The following article is excerpted from Race, Reputation, and the Supreme Court: Valuing Blackness and Whiteness by Fran Lisa Buntman. What is the impact of blackness and whiteness on reputation and in the legal system?
In the United States, being black, or not being white, has long been seen as a sign of criminality, or at least criminal propensity. The notion of racial profiling, recently the subject of considerable public attention, assumes that police officers, among others, can successfully, if illegitimately, use a person's race as an indicator of likely criminal conduct. Racial profiling usually refers to the assumption of possible law-breaking by African Americans or Latino Americans, although it can be applied to a person of any perceived race. Most people are unlikely to admit to the role that a person's skin color plays in their assessment of their worthiness or credibility. In practice, however, for many people and not just police officers, race is frequently an indicator of suspicion, usually in the case of people of color, or the lack of suspicion, usually in the case of whites.
Practices such as racial profiling cannot be understood without recourse to broader considerations of the ways in which American discourses shape discussions on the link between race and reputation. Assumptions made about the character of people because of their skin color are assessments that assume a correlation between race and reputation. These racial reputations, however, are not confined to issues of presumed innocence or criminality. For instance, common racial stereotypes assign to African Americans reputations of athletic prowess or to Asian Americans reputations of mathematical skill.
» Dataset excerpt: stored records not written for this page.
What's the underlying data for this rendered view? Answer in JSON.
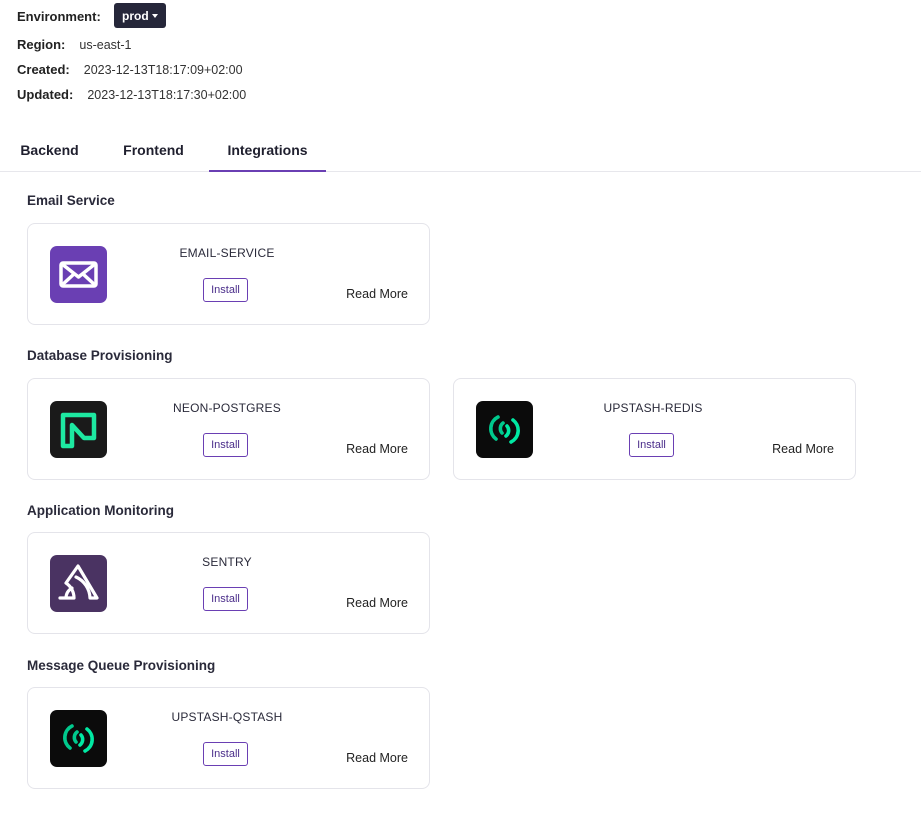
{
  "meta": {
    "environment_label": "Environment:",
    "environment_value": "prod",
    "region_label": "Region:",
    "region_value": "us-east-1",
    "created_label": "Created:",
    "created_value": "2023-12-13T18:17:09+02:00",
    "updated_label": "Updated:",
    "updated_value": "2023-12-13T18:17:30+02:00"
  },
  "tabs": [
    {
      "label": "Backend",
      "active": false
    },
    {
      "label": "Frontend",
      "active": false
    },
    {
      "label": "Integrations",
      "active": true
    }
  ],
  "sections": [
    {
      "title": "Email Service",
      "cards": [
        {
          "name": "EMAIL-SERVICE",
          "install": "Install",
          "read_more": "Read More",
          "icon": "envelope-icon",
          "color": "#6a3fb3"
        }
      ]
    },
    {
      "title": "Database Provisioning",
      "cards": [
        {
          "name": "NEON-POSTGRES",
          "install": "Install",
          "read_more": "Read More",
          "icon": "neon-logo-icon",
          "color": "#1a1a1a"
        },
        {
          "name": "UPSTASH-REDIS",
          "install": "Install",
          "read_more": "Read More",
          "icon": "upstash-logo-icon",
          "color": "#0b0b0b"
        }
      ]
    },
    {
      "title": "Application Monitoring",
      "cards": [
        {
          "name": "SENTRY",
          "install": "Install",
          "read_more": "Read More",
          "icon": "sentry-logo-icon",
          "color": "#4a3362"
        }
      ]
    },
    {
      "title": "Message Queue Provisioning",
      "cards": [
        {
          "name": "UPSTASH-QSTASH",
          "install": "Install",
          "read_more": "Read More",
          "icon": "upstash-logo-icon",
          "color": "#0b0b0b"
        }
      ]
    }
  ],
  "colors": {
    "accent": "#6a3fb3",
    "env_button_bg": "#26273a",
    "upstash_green": "#00e9a3"
  }
}
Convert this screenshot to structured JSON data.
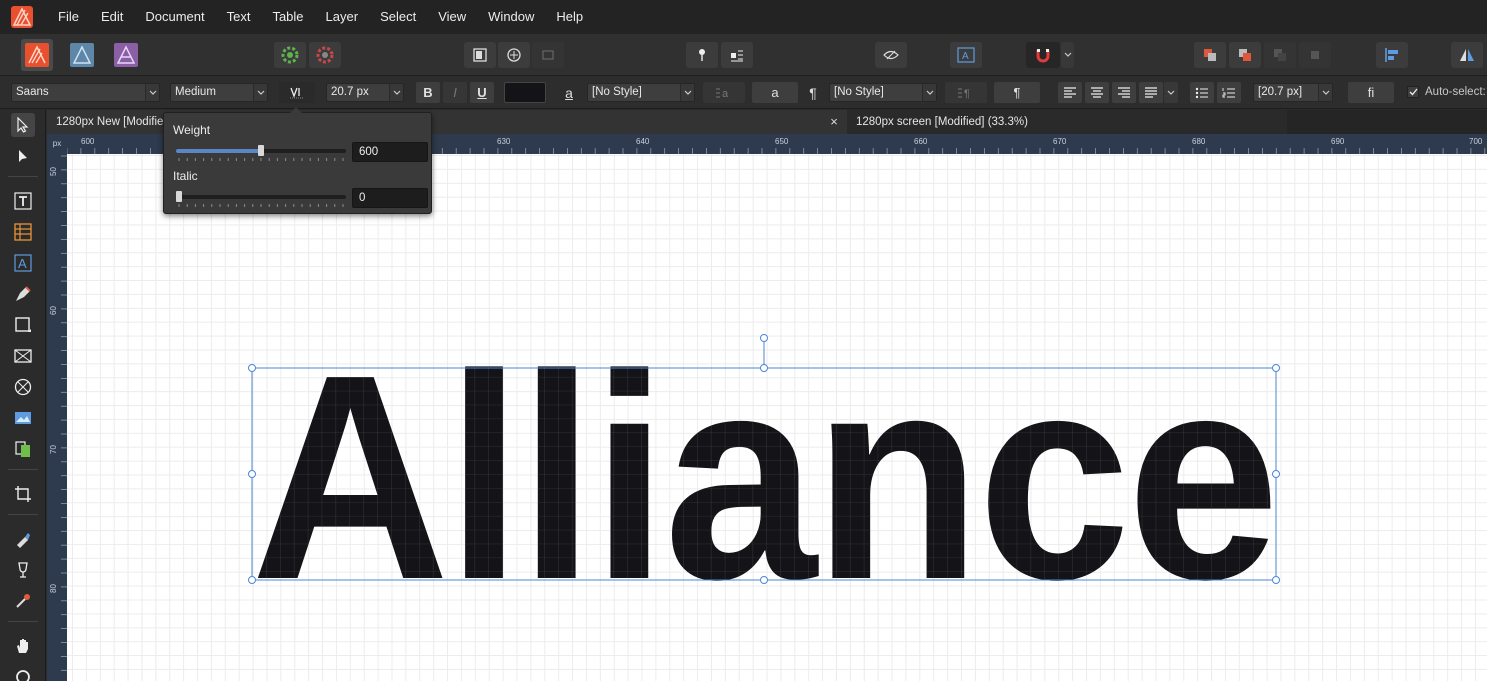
{
  "menu": [
    "File",
    "Edit",
    "Document",
    "Text",
    "Table",
    "Layer",
    "Select",
    "View",
    "Window",
    "Help"
  ],
  "context": {
    "font_family": "Saans",
    "font_style": "Medium",
    "font_size": "20.7 px",
    "char_style_glyph": "a",
    "char_style": "[No Style]",
    "char_btn": "a",
    "para_glyph": "¶",
    "para_style": "[No Style]",
    "para_btn": "¶",
    "leading": "[20.7 px]",
    "ligature_btn": "fi",
    "auto_select_label": "Auto-select:",
    "bold_label": "B",
    "italic_label": "I",
    "underline_label": "U"
  },
  "tabs": {
    "doc1": "1280px New [Modified]",
    "doc2": "1280px screen [Modified] (33.3%)",
    "close_glyph": "×"
  },
  "ruler": {
    "unit": "px",
    "h_labels": [
      "600",
      "630",
      "640",
      "650",
      "660",
      "670",
      "680",
      "690",
      "700"
    ],
    "v_labels": [
      "50",
      "60",
      "70",
      "80"
    ]
  },
  "canvas_text": "Alliance",
  "popup": {
    "weight_label": "Weight",
    "weight_value": "600",
    "weight_fraction": 0.5,
    "italic_label": "Italic",
    "italic_value": "0",
    "italic_fraction": 0
  },
  "colors": {
    "accent": "#5b86c6",
    "text_fill": "#141418",
    "selection": "#4a86d8"
  }
}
Reputation is a social attribute that refers to how a person is assessed and measured and usually reflects generalized, common appraisals about the person or group's standing and acceptance.
Reputations may be positive or negative. To have a good reputation is to be well-regarded. Achieving or sustaining a good reputation can be based on a person's actions or inactions, ideas or practices. Reputation can also be imputed by signifiers and symbols. In the United States and elsewhere, one of those signifiers of reputation was – and in different and similar ways, still is – race. Americans came to "recognize[ ] the reputational interest in being regarded as white as a thing of significant value, which like other reputational interests, was intrinsically bound up with identity and personhood."
This article explores aspects of the United States Supreme Court's discourse regarding race and reputation, examining both consistencies and shifts over time. It begins with a discussion of slavery, focusing on the Scott v. Sanford decision. The impact of the Reconstruction Amendments is discussed in the context of the Civil Rights Cases and Plessy v. Ferguson. Decades later, Brown v. Board of Education marked a well-recognized and decisive shift in the way the Court reassigned both racial rights and reputations. In analyzing post-civil rights movement era cases concerning jury composition, affirmative action, and the death penalty, however, this article argues that the Court has retained a world view, reflected in its discourse, in which whites and African Americans are assigned very different reputations. Thus, the challenge of obtaining equality in rights and reputation is carried into the 21st century.
The Court's attitudes toward the meaning of race, which is narrowed in this article to the meaning of blackness and whiteness, are important for at least two core reasons. First, the Court's pronouncements affect the lives of real people. For instance, as the Court interprets laws or the Constitution to expand or contract rights, real people experience actual effects in their lives. Second, the Court not only reflects societal views, but shapes, legitimizes, or challenges them. Southerners and Democrats therefore embraced the majority decision in Scott, while Northerners and Republicans favored and even disseminated Justice Curtis's dissent. Nearly a hundred years later, Brown announced to segregationists that their views put them at odds with the Constitution, and thus the nation. Ideas once considered radical – from the principle of racial equality to the right of people, even criminal suspects, to know their legal and constitutional rights – are often quickly incorporated into the mainstream and hegemonic culture once the Supreme Court asserts them as part of what the Constitution requires, or even more crudely, as part of the meaning of being American.
. . .
The differential reputation of whites and African Americans in United States history and politics has played itself out in the field of law, including the decisions of the Supreme Court. The nadir of the Court's discourse on race and reputation was during slavery, especially as displayed in the Scott decision. But the Court's reluctance to fundamentally repudiate a view of white superiority and black inferiority was evinced in both the facts and the language of decisions which declined to accord African Americans and other people of color their full rights and the associated reputation of human equals.
While the Court used Brown to challenge not just segregation and inequality but the reputation of inferiority which undergirded it, the same degree of introspection or political commitment has not marked the more recent Supreme Court decisions. Under the guise of race neutrality, colorblindness, and equal protection of the laws irrespective of race, and using an analysis of affirmative action and an instance of capital sentencing review, we see that the Court has again valorized whites and the reputation of whiteness, and accepted a denigration of black life and African American repute.
While assessments of the Court's comments on race profiling itself are beyond the scope of this article, it is clear that the Court's discourse contributes to a world view in which racial profiling and other acts of civil and criminal justice discrimination can find legitimation.